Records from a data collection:
• • •

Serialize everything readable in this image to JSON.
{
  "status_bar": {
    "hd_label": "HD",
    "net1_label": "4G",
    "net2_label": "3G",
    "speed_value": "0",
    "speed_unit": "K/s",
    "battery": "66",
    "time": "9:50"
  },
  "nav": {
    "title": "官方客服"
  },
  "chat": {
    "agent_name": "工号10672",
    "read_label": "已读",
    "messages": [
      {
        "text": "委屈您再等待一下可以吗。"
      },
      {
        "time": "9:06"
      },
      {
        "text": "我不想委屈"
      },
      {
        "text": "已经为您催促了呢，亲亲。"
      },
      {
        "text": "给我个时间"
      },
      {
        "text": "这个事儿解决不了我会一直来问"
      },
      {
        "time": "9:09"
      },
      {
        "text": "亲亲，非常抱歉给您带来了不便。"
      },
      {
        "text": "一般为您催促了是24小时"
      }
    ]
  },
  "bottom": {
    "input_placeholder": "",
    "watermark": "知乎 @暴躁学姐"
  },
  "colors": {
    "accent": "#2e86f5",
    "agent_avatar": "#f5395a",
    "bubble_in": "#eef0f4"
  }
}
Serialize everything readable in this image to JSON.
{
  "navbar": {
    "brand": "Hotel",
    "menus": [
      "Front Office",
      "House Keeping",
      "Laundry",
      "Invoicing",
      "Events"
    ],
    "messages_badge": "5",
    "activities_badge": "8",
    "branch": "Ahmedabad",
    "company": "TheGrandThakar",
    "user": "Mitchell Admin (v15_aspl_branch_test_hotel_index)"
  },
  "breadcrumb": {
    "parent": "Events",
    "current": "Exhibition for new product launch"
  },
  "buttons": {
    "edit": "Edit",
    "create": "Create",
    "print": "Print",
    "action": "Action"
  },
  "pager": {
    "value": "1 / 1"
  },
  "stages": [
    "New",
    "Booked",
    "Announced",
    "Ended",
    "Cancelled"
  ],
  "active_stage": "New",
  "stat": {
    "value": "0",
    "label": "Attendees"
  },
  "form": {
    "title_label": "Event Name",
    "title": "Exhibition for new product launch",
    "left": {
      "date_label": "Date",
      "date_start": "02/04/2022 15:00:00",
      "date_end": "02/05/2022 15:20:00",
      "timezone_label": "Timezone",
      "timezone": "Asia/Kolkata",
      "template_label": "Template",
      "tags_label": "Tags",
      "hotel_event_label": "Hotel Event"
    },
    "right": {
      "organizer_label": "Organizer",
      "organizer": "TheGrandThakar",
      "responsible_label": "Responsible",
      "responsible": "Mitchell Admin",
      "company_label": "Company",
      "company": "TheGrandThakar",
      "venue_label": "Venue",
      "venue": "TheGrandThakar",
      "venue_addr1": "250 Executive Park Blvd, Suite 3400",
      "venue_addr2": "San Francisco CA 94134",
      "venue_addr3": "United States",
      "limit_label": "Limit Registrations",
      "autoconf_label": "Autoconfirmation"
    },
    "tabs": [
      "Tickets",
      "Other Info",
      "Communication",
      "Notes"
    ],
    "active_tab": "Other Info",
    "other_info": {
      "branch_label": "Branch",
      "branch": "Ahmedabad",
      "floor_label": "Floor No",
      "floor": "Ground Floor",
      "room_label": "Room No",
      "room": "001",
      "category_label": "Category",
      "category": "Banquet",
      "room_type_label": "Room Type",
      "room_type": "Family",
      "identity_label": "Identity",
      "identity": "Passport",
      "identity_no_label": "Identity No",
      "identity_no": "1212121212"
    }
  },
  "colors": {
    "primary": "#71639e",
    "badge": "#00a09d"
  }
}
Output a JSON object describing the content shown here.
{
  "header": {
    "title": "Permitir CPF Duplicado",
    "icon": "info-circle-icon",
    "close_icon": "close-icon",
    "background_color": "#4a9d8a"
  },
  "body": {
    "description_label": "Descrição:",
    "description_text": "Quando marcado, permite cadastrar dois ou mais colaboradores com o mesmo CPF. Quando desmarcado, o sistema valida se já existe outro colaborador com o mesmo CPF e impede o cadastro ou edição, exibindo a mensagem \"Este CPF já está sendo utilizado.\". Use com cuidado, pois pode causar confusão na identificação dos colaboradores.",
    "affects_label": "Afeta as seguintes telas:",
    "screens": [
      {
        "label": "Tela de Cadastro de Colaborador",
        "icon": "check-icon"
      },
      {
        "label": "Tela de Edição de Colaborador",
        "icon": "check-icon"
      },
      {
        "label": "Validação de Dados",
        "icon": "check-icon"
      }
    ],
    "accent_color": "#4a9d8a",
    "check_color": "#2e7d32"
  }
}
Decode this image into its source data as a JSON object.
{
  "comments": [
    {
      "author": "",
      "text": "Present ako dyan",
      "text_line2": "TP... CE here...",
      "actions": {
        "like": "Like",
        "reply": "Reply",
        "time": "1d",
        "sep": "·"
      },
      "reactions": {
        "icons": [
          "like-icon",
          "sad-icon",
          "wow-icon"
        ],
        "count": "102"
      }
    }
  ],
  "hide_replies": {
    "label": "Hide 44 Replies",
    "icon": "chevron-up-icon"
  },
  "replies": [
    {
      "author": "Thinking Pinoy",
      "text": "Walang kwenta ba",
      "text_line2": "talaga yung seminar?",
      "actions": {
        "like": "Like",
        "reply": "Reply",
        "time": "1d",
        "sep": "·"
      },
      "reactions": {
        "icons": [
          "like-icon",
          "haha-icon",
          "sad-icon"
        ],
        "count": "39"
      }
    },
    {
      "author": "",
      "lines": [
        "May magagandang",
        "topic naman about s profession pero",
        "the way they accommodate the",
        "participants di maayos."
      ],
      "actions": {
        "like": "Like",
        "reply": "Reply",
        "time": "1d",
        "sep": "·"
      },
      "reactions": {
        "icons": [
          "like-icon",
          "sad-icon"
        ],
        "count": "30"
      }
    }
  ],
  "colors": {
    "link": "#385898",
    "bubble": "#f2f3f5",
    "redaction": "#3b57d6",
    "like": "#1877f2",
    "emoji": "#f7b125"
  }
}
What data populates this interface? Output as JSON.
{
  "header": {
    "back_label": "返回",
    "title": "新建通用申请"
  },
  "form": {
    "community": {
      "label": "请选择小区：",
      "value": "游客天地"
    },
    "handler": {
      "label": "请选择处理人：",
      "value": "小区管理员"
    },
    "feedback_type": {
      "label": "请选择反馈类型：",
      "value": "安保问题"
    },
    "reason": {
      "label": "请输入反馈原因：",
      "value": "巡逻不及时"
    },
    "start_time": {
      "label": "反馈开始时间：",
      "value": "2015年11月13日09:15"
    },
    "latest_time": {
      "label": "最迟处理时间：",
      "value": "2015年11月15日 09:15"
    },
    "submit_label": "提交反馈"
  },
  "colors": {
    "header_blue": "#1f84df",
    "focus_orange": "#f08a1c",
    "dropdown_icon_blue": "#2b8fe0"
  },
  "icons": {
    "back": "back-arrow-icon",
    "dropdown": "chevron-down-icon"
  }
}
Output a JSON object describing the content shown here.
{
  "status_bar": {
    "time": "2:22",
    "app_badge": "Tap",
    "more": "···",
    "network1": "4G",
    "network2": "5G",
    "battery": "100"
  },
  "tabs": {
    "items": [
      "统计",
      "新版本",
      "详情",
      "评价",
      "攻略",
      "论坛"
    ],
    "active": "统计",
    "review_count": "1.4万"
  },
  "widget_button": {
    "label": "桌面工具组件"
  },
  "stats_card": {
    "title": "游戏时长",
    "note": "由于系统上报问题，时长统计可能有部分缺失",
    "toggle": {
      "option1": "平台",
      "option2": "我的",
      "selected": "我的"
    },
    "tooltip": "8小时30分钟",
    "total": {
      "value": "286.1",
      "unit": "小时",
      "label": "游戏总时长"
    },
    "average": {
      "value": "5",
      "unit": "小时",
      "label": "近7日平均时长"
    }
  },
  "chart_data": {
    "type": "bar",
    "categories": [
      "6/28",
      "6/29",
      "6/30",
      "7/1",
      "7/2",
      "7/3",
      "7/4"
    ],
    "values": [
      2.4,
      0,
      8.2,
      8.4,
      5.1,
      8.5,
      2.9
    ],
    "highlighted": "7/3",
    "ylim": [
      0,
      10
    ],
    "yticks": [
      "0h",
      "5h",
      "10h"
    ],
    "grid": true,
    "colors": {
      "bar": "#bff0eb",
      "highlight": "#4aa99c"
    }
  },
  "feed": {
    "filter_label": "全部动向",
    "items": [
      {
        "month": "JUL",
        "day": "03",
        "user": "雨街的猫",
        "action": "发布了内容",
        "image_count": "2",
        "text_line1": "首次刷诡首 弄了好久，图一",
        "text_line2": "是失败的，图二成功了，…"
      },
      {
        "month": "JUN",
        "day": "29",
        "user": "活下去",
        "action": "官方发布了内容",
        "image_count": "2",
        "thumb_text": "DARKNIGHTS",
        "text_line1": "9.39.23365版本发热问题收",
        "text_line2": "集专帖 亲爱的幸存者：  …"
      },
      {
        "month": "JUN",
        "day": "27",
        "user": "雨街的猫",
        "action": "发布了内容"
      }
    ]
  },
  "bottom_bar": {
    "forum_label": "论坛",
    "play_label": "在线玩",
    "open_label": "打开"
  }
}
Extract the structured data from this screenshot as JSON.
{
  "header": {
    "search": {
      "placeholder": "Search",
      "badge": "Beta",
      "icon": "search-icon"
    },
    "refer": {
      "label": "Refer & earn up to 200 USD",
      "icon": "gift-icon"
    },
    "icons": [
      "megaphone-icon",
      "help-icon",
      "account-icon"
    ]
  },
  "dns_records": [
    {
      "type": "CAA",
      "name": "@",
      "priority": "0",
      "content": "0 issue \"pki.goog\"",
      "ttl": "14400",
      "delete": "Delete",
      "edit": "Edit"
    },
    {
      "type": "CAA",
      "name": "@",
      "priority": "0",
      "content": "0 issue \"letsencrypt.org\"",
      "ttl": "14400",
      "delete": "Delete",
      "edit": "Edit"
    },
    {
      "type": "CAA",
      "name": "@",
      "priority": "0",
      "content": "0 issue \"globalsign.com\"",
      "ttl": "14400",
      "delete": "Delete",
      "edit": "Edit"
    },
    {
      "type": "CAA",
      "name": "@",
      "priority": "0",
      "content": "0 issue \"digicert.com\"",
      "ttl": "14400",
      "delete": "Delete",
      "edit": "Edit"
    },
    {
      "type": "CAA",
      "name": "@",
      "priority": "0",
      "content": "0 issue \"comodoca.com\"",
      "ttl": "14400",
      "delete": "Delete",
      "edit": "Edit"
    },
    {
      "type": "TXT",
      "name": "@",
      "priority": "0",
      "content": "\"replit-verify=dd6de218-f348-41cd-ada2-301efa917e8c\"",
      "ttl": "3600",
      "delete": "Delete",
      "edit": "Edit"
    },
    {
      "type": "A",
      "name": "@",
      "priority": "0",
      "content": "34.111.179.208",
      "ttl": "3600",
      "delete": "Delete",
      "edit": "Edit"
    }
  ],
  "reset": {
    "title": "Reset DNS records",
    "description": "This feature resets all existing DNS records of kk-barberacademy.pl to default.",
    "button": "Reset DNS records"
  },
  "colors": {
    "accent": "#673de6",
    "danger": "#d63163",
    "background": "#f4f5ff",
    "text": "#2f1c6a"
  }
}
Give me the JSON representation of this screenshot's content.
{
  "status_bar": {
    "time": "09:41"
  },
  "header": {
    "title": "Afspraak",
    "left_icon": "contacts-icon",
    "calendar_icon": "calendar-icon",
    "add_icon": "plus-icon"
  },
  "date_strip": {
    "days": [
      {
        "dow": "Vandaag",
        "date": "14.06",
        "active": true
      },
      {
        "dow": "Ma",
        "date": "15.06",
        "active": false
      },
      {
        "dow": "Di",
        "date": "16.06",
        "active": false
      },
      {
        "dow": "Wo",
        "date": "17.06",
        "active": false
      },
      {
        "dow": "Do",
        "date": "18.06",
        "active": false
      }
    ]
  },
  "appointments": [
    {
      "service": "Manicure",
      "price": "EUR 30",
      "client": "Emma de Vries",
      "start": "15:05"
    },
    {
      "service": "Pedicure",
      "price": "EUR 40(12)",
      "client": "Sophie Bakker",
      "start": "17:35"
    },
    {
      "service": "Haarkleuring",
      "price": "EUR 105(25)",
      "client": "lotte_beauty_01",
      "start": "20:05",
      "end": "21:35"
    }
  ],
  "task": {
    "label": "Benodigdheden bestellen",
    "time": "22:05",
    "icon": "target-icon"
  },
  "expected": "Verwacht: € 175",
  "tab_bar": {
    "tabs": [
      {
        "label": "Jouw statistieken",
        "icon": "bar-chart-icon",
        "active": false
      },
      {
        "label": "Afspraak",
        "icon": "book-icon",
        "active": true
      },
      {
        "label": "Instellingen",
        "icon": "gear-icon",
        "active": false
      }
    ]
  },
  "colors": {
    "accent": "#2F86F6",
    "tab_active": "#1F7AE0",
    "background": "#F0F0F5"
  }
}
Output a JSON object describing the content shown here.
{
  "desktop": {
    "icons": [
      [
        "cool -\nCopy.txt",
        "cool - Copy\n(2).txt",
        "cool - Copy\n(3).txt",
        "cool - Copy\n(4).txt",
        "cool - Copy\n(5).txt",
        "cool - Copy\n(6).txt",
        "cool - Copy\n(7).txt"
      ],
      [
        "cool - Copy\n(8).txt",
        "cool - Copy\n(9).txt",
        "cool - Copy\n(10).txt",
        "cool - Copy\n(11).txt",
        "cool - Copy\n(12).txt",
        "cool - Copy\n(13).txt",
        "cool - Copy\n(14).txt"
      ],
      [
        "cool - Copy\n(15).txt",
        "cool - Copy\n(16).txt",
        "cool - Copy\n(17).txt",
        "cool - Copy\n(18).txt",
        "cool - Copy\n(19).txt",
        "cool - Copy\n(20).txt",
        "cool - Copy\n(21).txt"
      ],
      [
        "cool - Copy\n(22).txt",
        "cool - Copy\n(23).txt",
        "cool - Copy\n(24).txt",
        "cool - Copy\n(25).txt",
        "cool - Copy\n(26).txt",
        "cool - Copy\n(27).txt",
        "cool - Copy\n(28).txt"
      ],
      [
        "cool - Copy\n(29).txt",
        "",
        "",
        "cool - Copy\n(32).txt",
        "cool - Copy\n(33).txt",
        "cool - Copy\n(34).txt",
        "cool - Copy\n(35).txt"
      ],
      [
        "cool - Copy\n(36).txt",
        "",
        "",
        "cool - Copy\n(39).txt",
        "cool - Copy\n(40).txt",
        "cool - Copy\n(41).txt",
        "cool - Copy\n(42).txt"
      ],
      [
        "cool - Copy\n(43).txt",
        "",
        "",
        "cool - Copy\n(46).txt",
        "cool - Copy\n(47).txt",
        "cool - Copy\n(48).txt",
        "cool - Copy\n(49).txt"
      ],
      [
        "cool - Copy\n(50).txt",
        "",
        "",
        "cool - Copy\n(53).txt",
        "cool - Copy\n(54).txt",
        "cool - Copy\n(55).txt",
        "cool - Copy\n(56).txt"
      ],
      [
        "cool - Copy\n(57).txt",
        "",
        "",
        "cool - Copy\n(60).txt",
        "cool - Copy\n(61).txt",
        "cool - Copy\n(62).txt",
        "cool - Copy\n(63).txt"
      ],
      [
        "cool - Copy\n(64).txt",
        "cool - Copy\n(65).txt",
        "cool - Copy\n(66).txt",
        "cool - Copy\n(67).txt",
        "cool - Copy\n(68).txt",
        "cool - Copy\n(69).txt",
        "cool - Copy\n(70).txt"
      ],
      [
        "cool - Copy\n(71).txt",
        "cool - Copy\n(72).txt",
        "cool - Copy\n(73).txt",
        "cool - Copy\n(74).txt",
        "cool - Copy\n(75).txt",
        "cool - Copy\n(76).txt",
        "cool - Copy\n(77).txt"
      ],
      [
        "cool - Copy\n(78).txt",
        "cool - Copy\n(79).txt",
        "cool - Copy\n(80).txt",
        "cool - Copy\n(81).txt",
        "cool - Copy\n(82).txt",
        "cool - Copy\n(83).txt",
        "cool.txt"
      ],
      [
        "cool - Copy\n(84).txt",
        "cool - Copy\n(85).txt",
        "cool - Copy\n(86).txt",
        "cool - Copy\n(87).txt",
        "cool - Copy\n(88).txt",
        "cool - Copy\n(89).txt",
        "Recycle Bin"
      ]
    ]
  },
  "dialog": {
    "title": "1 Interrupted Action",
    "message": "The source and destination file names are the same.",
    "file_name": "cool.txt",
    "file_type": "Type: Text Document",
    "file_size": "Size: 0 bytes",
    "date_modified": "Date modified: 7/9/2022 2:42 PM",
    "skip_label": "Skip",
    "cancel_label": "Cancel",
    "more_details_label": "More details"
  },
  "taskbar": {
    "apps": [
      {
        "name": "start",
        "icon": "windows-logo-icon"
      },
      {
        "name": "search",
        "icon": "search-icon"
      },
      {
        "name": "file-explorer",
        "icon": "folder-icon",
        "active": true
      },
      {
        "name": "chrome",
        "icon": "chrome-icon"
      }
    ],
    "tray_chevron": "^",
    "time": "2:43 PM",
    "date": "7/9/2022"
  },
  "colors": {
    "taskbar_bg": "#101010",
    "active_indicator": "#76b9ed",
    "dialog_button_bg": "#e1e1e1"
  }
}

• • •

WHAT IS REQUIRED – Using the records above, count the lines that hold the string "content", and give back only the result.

FINISHED EXERCISE – 11